Excerpts from an interface dataset:
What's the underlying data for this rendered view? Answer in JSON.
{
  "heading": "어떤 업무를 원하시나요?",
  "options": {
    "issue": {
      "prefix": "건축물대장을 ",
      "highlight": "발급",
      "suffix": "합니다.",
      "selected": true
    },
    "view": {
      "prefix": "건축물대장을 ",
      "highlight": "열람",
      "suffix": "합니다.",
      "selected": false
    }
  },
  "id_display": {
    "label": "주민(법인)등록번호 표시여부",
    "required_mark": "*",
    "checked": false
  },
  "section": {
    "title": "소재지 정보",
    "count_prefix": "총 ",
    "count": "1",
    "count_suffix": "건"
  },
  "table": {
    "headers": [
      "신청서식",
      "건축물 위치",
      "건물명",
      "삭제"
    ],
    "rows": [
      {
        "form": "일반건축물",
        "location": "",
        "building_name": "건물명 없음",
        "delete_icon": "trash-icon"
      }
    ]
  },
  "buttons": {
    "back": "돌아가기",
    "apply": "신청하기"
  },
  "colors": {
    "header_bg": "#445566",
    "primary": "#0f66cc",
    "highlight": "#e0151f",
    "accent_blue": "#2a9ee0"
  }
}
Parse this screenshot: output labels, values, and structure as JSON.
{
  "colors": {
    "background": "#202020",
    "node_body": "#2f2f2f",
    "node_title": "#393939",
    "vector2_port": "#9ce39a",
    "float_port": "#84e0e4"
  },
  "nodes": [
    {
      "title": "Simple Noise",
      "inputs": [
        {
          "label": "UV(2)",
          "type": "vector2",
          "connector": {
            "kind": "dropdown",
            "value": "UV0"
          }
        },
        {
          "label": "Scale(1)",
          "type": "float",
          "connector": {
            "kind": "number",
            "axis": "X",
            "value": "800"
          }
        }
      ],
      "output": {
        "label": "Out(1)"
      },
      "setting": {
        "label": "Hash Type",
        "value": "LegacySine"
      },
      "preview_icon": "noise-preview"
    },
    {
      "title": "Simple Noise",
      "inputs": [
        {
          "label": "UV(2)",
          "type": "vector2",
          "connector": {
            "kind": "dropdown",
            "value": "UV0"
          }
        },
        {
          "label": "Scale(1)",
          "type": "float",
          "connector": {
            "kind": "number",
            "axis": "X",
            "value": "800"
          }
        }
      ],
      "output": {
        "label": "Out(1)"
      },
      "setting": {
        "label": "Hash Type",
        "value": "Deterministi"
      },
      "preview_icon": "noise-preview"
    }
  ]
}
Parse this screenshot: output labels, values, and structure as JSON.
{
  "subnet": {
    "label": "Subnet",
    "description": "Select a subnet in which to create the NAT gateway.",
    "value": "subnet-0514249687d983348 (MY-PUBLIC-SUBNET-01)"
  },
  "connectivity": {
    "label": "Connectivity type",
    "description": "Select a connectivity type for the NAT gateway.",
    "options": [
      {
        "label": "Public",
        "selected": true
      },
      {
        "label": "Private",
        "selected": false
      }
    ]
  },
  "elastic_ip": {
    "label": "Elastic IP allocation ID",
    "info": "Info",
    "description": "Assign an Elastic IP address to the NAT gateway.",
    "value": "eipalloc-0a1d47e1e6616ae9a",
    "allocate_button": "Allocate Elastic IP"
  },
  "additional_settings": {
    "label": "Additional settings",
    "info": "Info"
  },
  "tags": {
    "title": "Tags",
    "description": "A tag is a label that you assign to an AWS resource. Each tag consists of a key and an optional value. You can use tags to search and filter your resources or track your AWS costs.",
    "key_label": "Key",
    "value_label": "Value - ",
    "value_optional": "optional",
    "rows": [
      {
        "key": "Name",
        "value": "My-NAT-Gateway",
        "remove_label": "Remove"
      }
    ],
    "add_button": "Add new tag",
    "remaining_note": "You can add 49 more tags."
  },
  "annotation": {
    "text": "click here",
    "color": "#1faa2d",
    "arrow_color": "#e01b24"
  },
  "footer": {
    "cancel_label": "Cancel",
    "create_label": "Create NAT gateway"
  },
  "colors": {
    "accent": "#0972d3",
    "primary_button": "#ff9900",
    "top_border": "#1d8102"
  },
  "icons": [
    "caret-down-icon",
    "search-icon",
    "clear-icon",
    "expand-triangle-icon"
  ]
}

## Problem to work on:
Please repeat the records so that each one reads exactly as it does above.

## Result of this task:
What's the underlying data for this rendered view? Answer in JSON.
{
  "heading": "어떤 업무를 원하시나요?",
  "options": {
    "issue": {
      "prefix": "건축물대장을 ",
      "highlight": "발급",
      "suffix": "합니다.",
      "selected": true
    },
    "view": {
      "prefix": "건축물대장을 ",
      "highlight": "열람",
      "suffix": "합니다.",
      "selected": false
    }
  },
  "id_display": {
    "label": "주민(법인)등록번호 표시여부",
    "required_mark": "*",
    "checked": false
  },
  "section": {
    "title": "소재지 정보",
    "count_prefix": "총 ",
    "count": "1",
    "count_suffix": "건"
  },
  "table": {
    "headers": [
      "신청서식",
      "건축물 위치",
      "건물명",
      "삭제"
    ],
    "rows": [
      {
        "form": "일반건축물",
        "location": "",
        "building_name": "건물명 없음",
        "delete_icon": "trash-icon"
      }
    ]
  },
  "buttons": {
    "back": "돌아가기",
    "apply": "신청하기"
  },
  "colors": {
    "header_bg": "#445566",
    "primary": "#0f66cc",
    "highlight": "#e0151f",
    "accent_blue": "#2a9ee0"
  }
}
Parse this screenshot: output labels, values, and structure as JSON.
{
  "colors": {
    "background": "#202020",
    "node_body": "#2f2f2f",
    "node_title": "#393939",
    "vector2_port": "#9ce39a",
    "float_port": "#84e0e4"
  },
  "nodes": [
    {
      "title": "Simple Noise",
      "inputs": [
        {
          "label": "UV(2)",
          "type": "vector2",
          "connector": {
            "kind": "dropdown",
            "value": "UV0"
          }
        },
        {
          "label": "Scale(1)",
          "type": "float",
          "connector": {
            "kind": "number",
            "axis": "X",
            "value": "800"
          }
        }
      ],
      "output": {
        "label": "Out(1)"
      },
      "setting": {
        "label": "Hash Type",
        "value": "LegacySine"
      },
      "preview_icon": "noise-preview"
    },
    {
      "title": "Simple Noise",
      "inputs": [
        {
          "label": "UV(2)",
          "type": "vector2",
          "connector": {
            "kind": "dropdown",
            "value": "UV0"
          }
        },
        {
          "label": "Scale(1)",
          "type": "float",
          "connector": {
            "kind": "number",
            "axis": "X",
            "value": "800"
          }
        }
      ],
      "output": {
        "label": "Out(1)"
      },
      "setting": {
        "label": "Hash Type",
        "value": "Deterministi"
      },
      "preview_icon": "noise-preview"
    }
  ]
}
Parse this screenshot: output labels, values, and structure as JSON.
{
  "subnet": {
    "label": "Subnet",
    "description": "Select a subnet in which to create the NAT gateway.",
    "value": "subnet-0514249687d983348 (MY-PUBLIC-SUBNET-01)"
  },
  "connectivity": {
    "label": "Connectivity type",
    "description": "Select a connectivity type for the NAT gateway.",
    "options": [
      {
        "label": "Public",
        "selected": true
      },
      {
        "label": "Private",
        "selected": false
      }
    ]
  },
  "elastic_ip": {
    "label": "Elastic IP allocation ID",
    "info": "Info",
    "description": "Assign an Elastic IP address to the NAT gateway.",
    "value": "eipalloc-0a1d47e1e6616ae9a",
    "allocate_button": "Allocate Elastic IP"
  },
  "additional_settings": {
    "label": "Additional settings",
    "info": "Info"
  },
  "tags": {
    "title": "Tags",
    "description": "A tag is a label that you assign to an AWS resource. Each tag consists of a key and an optional value. You can use tags to search and filter your resources or track your AWS costs.",
    "key_label": "Key",
    "value_label": "Value - ",
    "value_optional": "optional",
    "rows": [
      {
        "key": "Name",
        "value": "My-NAT-Gateway",
        "remove_label": "Remove"
      }
    ],
    "add_button": "Add new tag",
    "remaining_note": "You can add 49 more tags."
  },
  "annotation": {
    "text": "click here",
    "color": "#1faa2d",
    "arrow_color": "#e01b24"
  },
  "footer": {
    "cancel_label": "Cancel",
    "create_label": "Create NAT gateway"
  },
  "colors": {
    "accent": "#0972d3",
    "primary_button": "#ff9900",
    "top_border": "#1d8102"
  },
  "icons": [
    "caret-down-icon",
    "search-icon",
    "clear-icon",
    "expand-triangle-icon"
  ]
}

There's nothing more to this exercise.